I keyed the radio for the last time, “Joe, Joe! There’s no time. You gotta deploy.”

I threw down my binoculars and zoomed in with the camera and started pressing the shutter button.

A wall of flames was moving up the hill toward the group. They were moving faster now, all together. I could hear yelling.

Joe comes into the viewer, followed by Kevin. They are both literally grabbing guys by the shirt and yanking them up the hill.

I’m counting like a schoolteacher and ticking off the names as the shelters begin popping up.

Somebody is moving around the huddle. It looks like he’s helping secure shields. It’s nobody I recognize. It’s a 20th man. My mind is racing.

I’m thinking, how did one of the Helitack guys get down there? No way could they get to that point so fast. I can’t make out the face clearly, even with the zoom. He’s wearing the same yellow hardhat, yellow shirt and green pants as the others.

I’m pressing the shutter button to get a fix on the 20th man when the fire blows up – 200-foot tall flame lengths curling toward the smokey sky. It was like watching a tiger stalking prey and then just kicking it in, over taking them.

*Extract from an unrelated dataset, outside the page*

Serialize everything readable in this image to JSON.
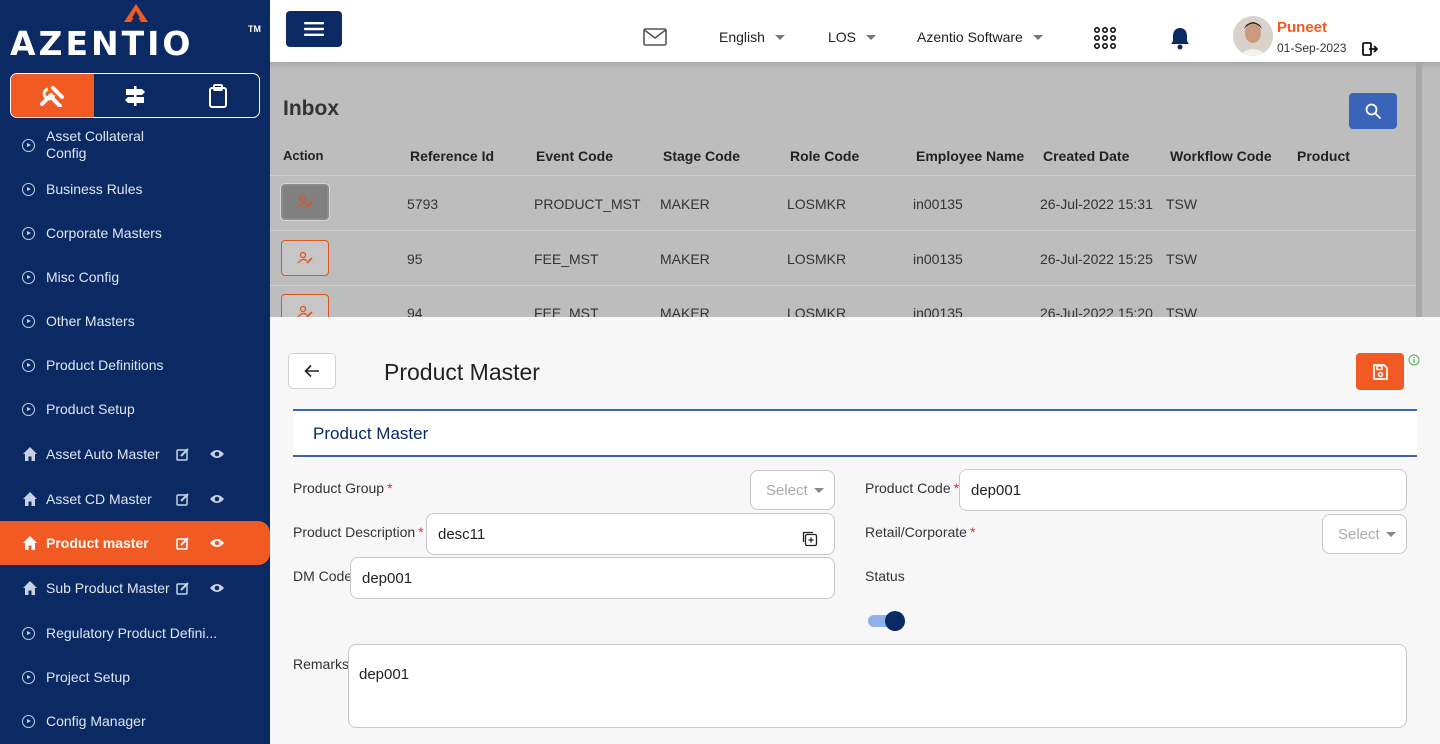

With a blowup comes violent convection. The hot wind swept across the mountain shoving me down, singeing my face and hair.

I hear their cries in spite of the inferno. Then it gets nuclear quiet, except for the fire’s crackle. Things are fuzzy after that for a long stretch.

When I walk in the base camp, everybody stares at me, like I’m in shock or might go ballistic.

The Silent Hill Fire Department Chief is there, nice guy. He comes over to where I’m sitting alone. “Are you okay, son?”

Words won’t yet form. My hands are shaking. I keep wiping at my eyes. “Son, calm down,” he’s saying.

I can’t really hear him. It’s like my head is in a jar. He’s leaning down to put a hand on my shoulder. “You did your job. It’s not your fault. It’s nobody’s fault; everybody did their job. We heard you on the radio.”

I’m talking back finally but in the voice of a madman.

“We’ll find the remains. If somebody else was on the hill, we will find him,” he assures me.

That night I downloaded my photos to a laptop and combed through them again and again. Nothing. Those last shots are an orange blur.

No fire had taken so many firefighters since California’s Griffith Park Fire in 1933. They lost 29 men.

The fire on Cheveyo Mountain would take 19 – maybe 20 – men and over 8,000 acres. Small acreage in comparison to the other fires.

Everyone was accounted for – all the other hotshots, hand crews, Helitack guys.

A week later the town held a memorial service. Firefighters came from as far North as Canada and South from Mexico. Every state in the country was represented. Our little town for that one day grew from about 2,000 to 40,000.

The Chief asked me to speak. I said no at first, but then it hit me that every one of those guys would have gotten up and said something. What the hell could I say?Twenty-minutes before going up on that stage I still had no idea what to say, wasn’t even sure I’d go up.

An old guy with gray hair and watery blue eyes approached me. He looked down at me, and it seemed like I should know him. “I’m Fred Carter, Garrett’s father,” he said.

My heart sank. It crossed my mind that he might punch me. I wanted him to. I tried to smile but instead dropped my head and mumbled, “I’m sorry, sir, about Garrett.”

When I looked up, he’d left. A single sheet of paper lay on the chair beside me. I read it to the people packed into a gymnasium that day.

The Hotshot’s Prayer

When I am called to duty, Lord

To fight the roaring blaze

Please keep me safe and strong

I may be here for days.

Be with my fellow crew members

As we hike up to the top.

Help us cut enough line

For this blaze to stop.

Let my skills and hands

Be firm and quick.

Let me find those safety zones

As we hit and lick.

For if this day on the line

I should answer death’s call

Lord, bless my hotshot Crew

My family, one and all.

Two days later my dad showed up in his faded pick-up. I’m back home now, waiting. Soon as the call comes, I’m joining a crew in Idaho.

Carla G. Harper - Author, Publisher, Speaker